Exercise requirements: In the data below, locate each line with the word "icon" and list it.

Input data:

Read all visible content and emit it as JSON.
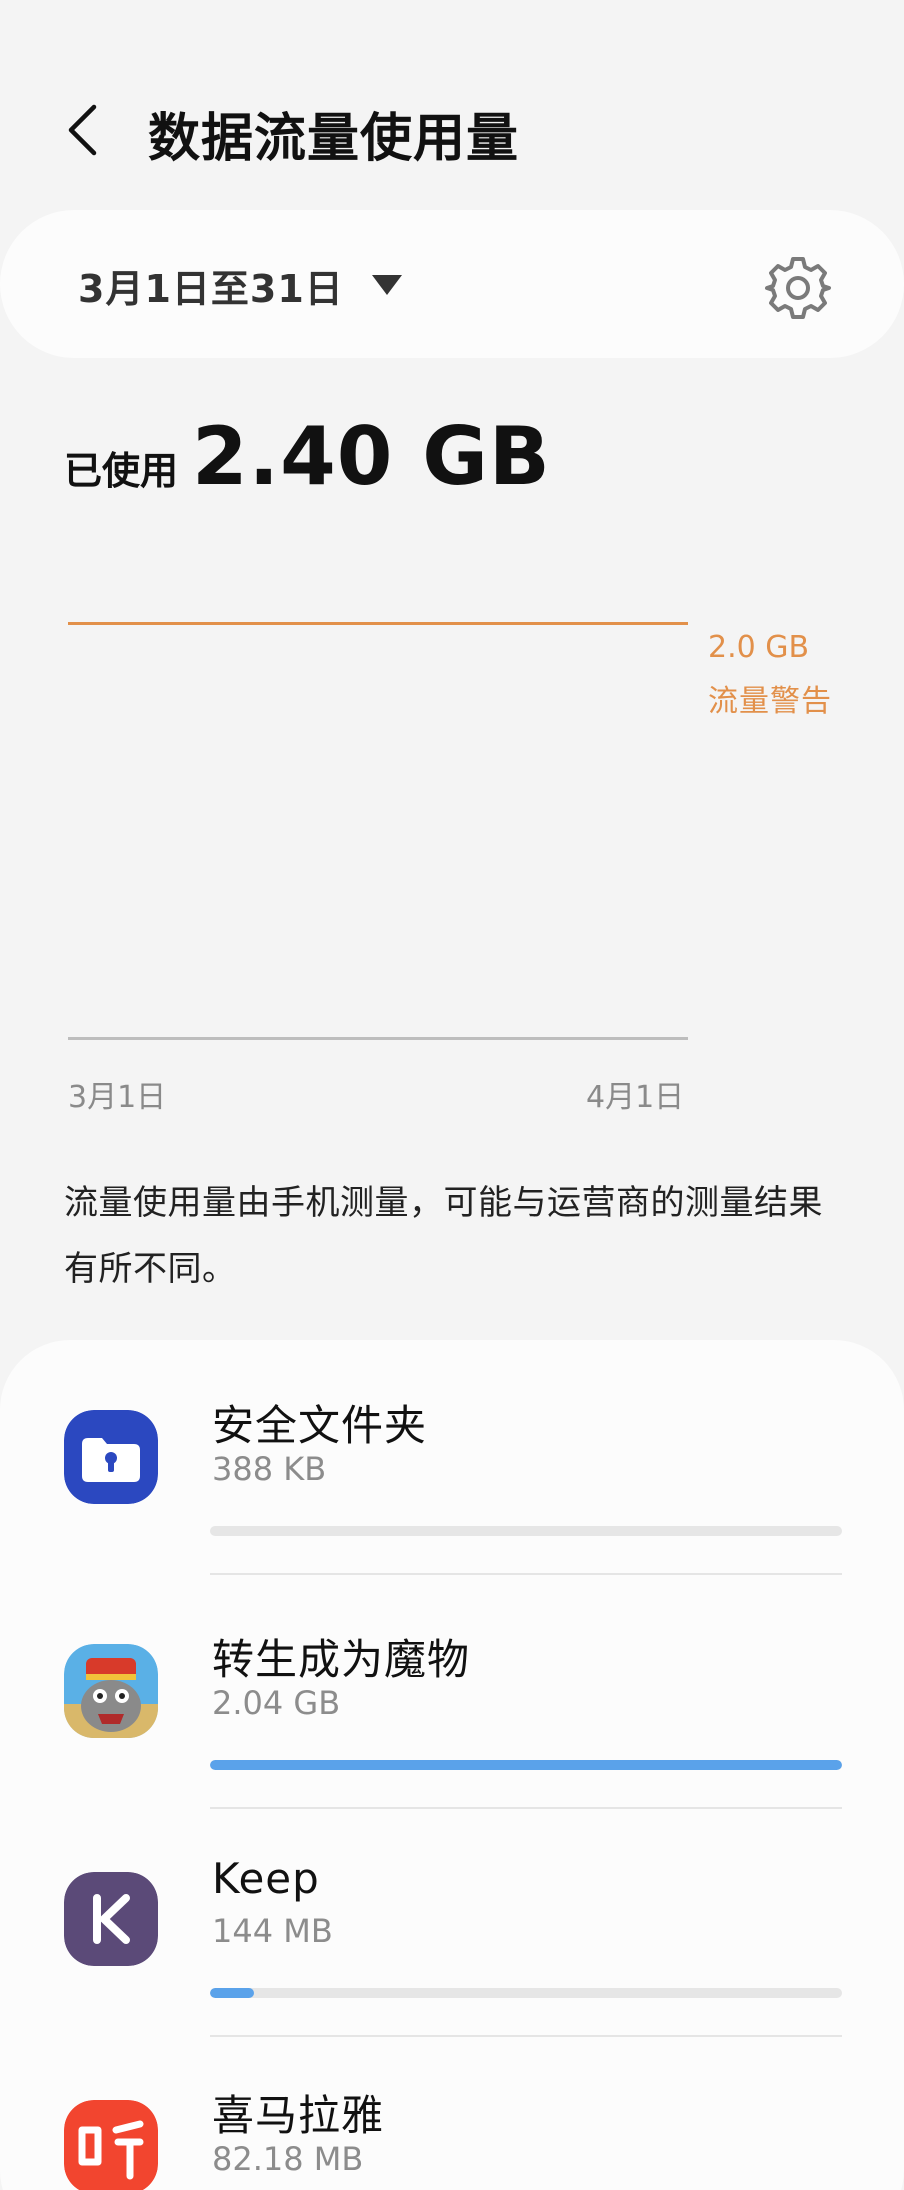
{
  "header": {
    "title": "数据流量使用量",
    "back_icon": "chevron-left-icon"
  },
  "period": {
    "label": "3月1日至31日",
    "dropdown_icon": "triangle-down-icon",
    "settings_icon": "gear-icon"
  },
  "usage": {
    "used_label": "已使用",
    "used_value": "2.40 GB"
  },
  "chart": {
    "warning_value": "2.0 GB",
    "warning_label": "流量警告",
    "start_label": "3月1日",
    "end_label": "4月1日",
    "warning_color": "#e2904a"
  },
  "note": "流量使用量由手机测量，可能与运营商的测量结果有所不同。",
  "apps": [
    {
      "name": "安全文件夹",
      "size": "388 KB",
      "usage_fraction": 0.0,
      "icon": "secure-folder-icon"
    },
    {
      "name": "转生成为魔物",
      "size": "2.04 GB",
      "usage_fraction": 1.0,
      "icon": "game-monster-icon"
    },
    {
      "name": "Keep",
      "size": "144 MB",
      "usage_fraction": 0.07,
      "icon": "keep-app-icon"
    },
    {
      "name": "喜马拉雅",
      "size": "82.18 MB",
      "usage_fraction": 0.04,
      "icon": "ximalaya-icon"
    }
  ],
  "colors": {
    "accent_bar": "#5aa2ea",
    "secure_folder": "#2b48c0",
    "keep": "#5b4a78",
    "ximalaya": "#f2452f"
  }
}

Reply to the exercise:
    "back_icon": "chevron-left-icon"
    "dropdown_icon": "triangle-down-icon",
    "settings_icon": "gear-icon"
      "icon": "secure-folder-icon"
      "icon": "game-monster-icon"
      "icon": "keep-app-icon"
      "icon": "ximalaya-icon"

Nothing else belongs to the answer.